PROBLEM DESCRIPTION
If an entry holds a picture, leave the picture out and copy the rest exactly.

DATASET ENTRIES: Begin

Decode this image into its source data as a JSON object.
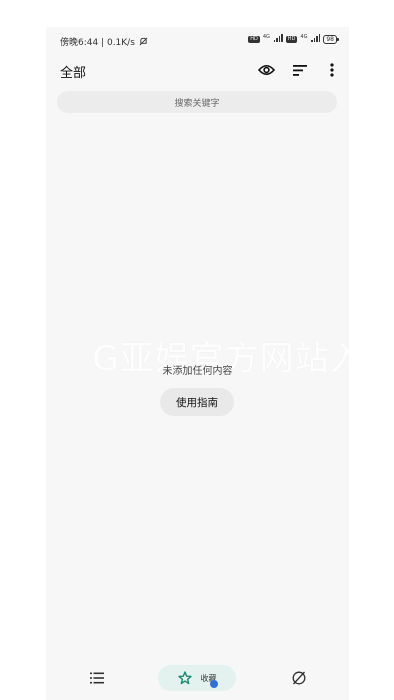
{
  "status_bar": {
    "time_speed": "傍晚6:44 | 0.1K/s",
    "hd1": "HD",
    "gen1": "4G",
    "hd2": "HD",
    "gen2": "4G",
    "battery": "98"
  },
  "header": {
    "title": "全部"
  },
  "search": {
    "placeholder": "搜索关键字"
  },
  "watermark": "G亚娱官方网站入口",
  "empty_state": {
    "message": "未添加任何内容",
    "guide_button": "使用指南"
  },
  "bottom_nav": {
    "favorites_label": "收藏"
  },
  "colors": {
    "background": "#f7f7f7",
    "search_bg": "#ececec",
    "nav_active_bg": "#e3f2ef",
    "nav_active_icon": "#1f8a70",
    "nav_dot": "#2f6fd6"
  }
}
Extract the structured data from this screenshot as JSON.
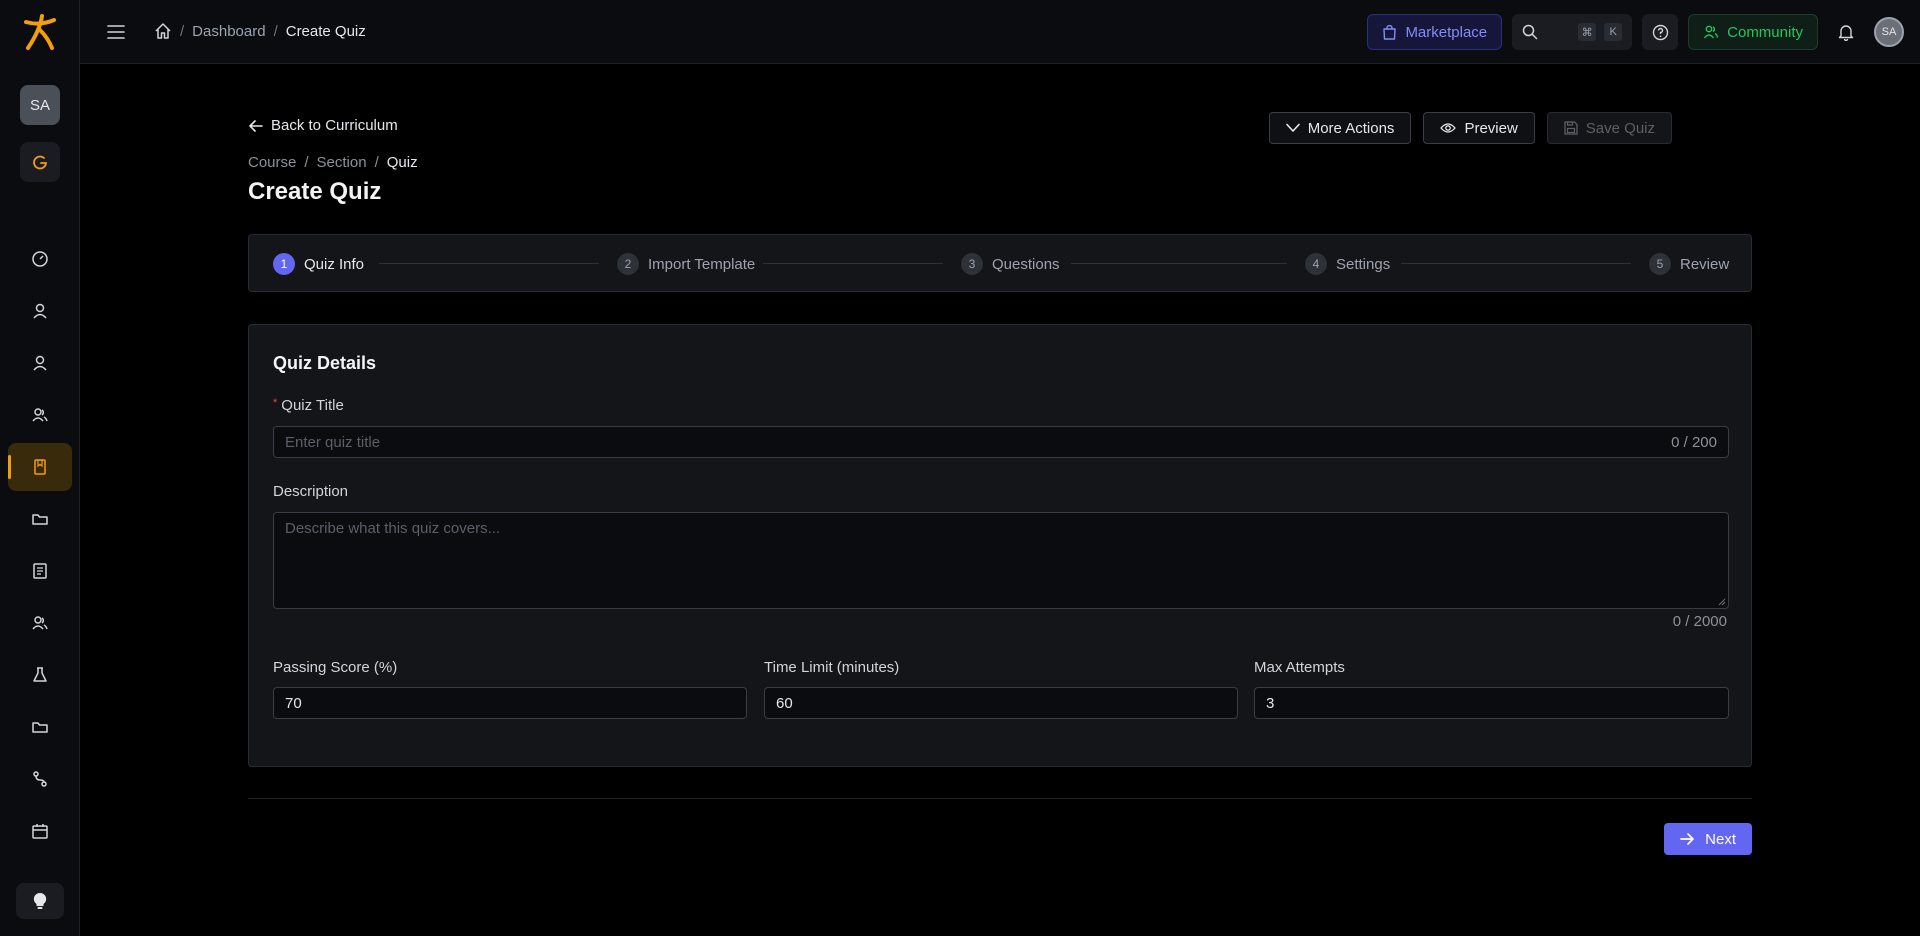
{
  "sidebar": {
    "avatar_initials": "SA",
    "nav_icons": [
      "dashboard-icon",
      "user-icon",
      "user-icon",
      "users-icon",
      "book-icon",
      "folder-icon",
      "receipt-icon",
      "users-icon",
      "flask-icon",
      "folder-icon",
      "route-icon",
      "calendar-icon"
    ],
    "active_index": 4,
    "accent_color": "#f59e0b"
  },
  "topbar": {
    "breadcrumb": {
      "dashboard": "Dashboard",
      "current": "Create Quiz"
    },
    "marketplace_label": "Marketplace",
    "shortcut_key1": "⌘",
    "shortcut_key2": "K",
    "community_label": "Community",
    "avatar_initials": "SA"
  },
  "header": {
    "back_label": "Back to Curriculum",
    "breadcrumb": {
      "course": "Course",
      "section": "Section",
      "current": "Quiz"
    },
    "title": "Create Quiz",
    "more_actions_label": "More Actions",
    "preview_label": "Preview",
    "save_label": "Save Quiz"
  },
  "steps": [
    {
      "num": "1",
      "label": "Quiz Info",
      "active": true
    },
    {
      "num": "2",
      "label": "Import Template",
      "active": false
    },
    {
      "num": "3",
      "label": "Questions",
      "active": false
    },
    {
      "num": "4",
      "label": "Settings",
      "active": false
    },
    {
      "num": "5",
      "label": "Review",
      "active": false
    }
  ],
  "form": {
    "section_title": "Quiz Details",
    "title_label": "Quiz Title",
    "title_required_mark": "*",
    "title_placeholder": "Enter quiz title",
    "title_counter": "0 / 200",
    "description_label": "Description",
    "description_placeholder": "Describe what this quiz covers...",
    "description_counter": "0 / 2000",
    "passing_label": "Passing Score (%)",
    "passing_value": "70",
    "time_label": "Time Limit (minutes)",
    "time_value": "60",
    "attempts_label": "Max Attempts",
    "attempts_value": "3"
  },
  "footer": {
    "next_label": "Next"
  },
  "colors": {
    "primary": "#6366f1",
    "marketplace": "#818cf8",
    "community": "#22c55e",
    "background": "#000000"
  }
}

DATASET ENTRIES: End

EXERCISE RESULT
Decode this image into its source data as a JSON object.
{
  "status_bar": {
    "time_speed": "傍晚6:44 | 0.1K/s",
    "hd1": "HD",
    "gen1": "4G",
    "hd2": "HD",
    "gen2": "4G",
    "battery": "98"
  },
  "header": {
    "title": "全部"
  },
  "search": {
    "placeholder": "搜索关键字"
  },
  "watermark": "G亚娱官方网站入口",
  "empty_state": {
    "message": "未添加任何内容",
    "guide_button": "使用指南"
  },
  "bottom_nav": {
    "favorites_label": "收藏"
  },
  "colors": {
    "background": "#f7f7f7",
    "search_bg": "#ececec",
    "nav_active_bg": "#e3f2ef",
    "nav_active_icon": "#1f8a70",
    "nav_dot": "#2f6fd6"
  }
}
Extract the structured data from this screenshot as JSON.
{
  "sidebar": {
    "avatar_initials": "SA",
    "nav_icons": [
      "dashboard-icon",
      "user-icon",
      "user-icon",
      "users-icon",
      "book-icon",
      "folder-icon",
      "receipt-icon",
      "users-icon",
      "flask-icon",
      "folder-icon",
      "route-icon",
      "calendar-icon"
    ],
    "active_index": 4,
    "accent_color": "#f59e0b"
  },
  "topbar": {
    "breadcrumb": {
      "dashboard": "Dashboard",
      "current": "Create Quiz"
    },
    "marketplace_label": "Marketplace",
    "shortcut_key1": "⌘",
    "shortcut_key2": "K",
    "community_label": "Community",
    "avatar_initials": "SA"
  },
  "header": {
    "back_label": "Back to Curriculum",
    "breadcrumb": {
      "course": "Course",
      "section": "Section",
      "current": "Quiz"
    },
    "title": "Create Quiz",
    "more_actions_label": "More Actions",
    "preview_label": "Preview",
    "save_label": "Save Quiz"
  },
  "steps": [
    {
      "num": "1",
      "label": "Quiz Info",
      "active": true
    },
    {
      "num": "2",
      "label": "Import Template",
      "active": false
    },
    {
      "num": "3",
      "label": "Questions",
      "active": false
    },
    {
      "num": "4",
      "label": "Settings",
      "active": false
    },
    {
      "num": "5",
      "label": "Review",
      "active": false
    }
  ],
  "form": {
    "section_title": "Quiz Details",
    "title_label": "Quiz Title",
    "title_required_mark": "*",
    "title_placeholder": "Enter quiz title",
    "title_counter": "0 / 200",
    "description_label": "Description",
    "description_placeholder": "Describe what this quiz covers...",
    "description_counter": "0 / 2000",
    "passing_label": "Passing Score (%)",
    "passing_value": "70",
    "time_label": "Time Limit (minutes)",
    "time_value": "60",
    "attempts_label": "Max Attempts",
    "attempts_value": "3"
  },
  "footer": {
    "next_label": "Next"
  },
  "colors": {
    "primary": "#6366f1",
    "marketplace": "#818cf8",
    "community": "#22c55e",
    "background": "#000000"
  }
}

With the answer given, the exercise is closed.